● Exercise material:
*** Begin section ***

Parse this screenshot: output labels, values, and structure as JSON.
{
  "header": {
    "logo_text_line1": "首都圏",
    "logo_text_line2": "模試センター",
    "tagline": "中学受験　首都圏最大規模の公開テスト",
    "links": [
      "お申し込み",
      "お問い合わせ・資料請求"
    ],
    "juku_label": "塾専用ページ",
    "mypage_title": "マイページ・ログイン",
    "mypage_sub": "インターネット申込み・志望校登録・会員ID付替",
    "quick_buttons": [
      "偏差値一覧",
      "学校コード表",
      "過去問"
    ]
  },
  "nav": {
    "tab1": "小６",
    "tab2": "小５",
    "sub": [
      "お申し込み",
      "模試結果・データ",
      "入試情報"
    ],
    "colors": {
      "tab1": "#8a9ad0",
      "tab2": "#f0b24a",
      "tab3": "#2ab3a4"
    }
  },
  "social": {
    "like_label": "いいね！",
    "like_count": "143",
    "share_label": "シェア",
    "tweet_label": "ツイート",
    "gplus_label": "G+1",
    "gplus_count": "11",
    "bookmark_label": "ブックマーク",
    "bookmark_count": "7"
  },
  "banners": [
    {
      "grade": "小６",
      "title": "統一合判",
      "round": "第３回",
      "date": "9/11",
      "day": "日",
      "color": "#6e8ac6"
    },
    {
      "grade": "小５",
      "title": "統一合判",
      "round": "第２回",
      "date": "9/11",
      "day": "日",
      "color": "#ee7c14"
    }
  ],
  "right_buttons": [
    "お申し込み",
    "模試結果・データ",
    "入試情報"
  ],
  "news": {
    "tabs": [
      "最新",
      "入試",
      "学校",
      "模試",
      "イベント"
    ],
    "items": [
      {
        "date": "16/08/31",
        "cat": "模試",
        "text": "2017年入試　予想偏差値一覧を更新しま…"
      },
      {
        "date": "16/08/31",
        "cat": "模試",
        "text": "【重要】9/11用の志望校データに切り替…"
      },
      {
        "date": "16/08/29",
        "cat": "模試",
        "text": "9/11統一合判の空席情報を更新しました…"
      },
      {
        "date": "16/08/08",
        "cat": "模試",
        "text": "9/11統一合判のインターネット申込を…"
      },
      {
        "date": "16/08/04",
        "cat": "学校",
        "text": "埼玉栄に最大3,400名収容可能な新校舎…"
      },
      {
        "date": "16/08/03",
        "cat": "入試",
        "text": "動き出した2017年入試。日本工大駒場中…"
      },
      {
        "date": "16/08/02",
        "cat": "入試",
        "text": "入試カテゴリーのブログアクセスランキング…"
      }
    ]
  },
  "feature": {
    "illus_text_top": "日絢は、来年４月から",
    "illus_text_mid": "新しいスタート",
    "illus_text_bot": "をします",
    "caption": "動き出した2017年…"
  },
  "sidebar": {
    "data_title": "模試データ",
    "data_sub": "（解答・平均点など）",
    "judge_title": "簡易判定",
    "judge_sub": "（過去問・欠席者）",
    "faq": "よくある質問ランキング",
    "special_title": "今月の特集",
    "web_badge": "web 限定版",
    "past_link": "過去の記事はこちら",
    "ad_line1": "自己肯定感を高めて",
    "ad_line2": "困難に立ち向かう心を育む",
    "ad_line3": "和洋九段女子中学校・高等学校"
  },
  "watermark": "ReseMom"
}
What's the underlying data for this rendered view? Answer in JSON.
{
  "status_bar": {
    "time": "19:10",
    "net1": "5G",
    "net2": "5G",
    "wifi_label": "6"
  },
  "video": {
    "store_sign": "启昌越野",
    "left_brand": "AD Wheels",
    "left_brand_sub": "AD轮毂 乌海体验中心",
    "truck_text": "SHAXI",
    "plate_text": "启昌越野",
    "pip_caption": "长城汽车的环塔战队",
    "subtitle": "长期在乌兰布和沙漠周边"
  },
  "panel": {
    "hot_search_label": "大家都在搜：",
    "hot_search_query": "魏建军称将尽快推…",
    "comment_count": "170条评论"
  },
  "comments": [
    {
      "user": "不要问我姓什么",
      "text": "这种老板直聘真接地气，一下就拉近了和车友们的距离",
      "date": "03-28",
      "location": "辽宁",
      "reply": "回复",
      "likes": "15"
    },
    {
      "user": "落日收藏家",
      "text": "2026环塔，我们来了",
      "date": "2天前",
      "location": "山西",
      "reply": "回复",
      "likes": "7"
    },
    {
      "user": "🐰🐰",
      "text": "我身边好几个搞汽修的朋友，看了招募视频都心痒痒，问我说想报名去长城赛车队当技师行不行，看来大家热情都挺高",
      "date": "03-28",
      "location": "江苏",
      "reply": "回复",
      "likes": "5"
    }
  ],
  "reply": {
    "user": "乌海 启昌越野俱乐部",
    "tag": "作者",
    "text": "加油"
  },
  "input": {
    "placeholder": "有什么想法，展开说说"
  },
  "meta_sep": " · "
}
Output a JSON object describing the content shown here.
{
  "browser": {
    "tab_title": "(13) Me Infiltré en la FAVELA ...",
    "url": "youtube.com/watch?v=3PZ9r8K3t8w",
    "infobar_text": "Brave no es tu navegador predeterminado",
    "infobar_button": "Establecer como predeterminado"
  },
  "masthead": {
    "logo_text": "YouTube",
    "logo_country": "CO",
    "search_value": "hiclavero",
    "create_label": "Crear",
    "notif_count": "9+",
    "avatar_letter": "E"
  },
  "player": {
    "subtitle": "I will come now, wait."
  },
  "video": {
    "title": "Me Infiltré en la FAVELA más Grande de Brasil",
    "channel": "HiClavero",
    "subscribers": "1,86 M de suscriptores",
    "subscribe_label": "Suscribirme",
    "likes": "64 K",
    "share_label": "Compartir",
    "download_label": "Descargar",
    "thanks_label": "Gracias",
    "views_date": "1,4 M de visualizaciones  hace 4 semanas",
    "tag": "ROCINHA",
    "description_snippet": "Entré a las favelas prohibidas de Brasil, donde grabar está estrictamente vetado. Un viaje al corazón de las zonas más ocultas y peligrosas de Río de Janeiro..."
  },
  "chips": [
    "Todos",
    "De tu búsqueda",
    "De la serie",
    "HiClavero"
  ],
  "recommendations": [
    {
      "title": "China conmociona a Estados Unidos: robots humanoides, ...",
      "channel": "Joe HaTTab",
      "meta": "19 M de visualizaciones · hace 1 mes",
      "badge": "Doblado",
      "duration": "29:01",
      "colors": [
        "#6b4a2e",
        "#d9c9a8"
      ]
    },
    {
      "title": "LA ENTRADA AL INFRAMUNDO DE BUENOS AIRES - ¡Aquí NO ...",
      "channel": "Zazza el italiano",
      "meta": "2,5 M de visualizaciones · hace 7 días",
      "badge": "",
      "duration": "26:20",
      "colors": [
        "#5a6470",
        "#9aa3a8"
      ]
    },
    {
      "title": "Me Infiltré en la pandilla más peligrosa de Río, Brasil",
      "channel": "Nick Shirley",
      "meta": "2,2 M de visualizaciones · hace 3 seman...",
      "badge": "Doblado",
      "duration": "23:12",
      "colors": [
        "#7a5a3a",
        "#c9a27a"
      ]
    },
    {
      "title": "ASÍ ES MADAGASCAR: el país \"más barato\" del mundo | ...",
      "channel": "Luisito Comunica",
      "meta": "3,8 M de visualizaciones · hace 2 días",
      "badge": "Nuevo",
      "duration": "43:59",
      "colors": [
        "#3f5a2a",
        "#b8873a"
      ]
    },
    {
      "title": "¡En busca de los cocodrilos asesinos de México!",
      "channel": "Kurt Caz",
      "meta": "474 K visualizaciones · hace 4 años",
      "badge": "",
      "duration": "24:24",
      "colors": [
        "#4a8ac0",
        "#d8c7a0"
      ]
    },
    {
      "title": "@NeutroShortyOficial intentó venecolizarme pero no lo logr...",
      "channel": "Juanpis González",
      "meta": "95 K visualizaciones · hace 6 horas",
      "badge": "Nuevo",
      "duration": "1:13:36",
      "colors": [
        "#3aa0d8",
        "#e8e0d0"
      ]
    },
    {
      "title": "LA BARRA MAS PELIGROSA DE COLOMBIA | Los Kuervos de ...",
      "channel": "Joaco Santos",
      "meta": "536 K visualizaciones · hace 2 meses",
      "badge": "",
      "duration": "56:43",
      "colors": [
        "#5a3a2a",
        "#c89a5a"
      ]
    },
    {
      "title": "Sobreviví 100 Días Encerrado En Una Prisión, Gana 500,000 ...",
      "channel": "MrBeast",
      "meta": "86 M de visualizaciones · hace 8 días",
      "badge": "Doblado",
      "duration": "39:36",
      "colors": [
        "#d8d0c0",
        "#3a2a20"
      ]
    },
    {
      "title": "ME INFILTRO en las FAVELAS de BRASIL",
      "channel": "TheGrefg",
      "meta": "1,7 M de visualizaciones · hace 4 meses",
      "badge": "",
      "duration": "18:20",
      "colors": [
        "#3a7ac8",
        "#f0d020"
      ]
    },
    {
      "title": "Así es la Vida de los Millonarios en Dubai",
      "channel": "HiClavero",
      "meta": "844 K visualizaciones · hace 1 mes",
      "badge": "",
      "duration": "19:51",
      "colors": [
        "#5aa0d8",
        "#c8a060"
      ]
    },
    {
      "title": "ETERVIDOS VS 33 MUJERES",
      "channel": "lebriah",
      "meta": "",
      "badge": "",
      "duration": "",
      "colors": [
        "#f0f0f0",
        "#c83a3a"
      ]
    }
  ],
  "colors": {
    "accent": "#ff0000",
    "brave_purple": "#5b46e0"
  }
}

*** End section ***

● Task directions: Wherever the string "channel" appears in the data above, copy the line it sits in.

● Exercise result:
    "channel": "HiClavero",
      "channel": "Joe HaTTab",
      "channel": "Zazza el italiano",
      "channel": "Nick Shirley",
      "channel": "Luisito Comunica",
      "channel": "Kurt Caz",
      "channel": "Juanpis González",
      "channel": "Joaco Santos",
      "channel": "MrBeast",
      "channel": "TheGrefg",
      "channel": "HiClavero",
      "channel": "lebriah",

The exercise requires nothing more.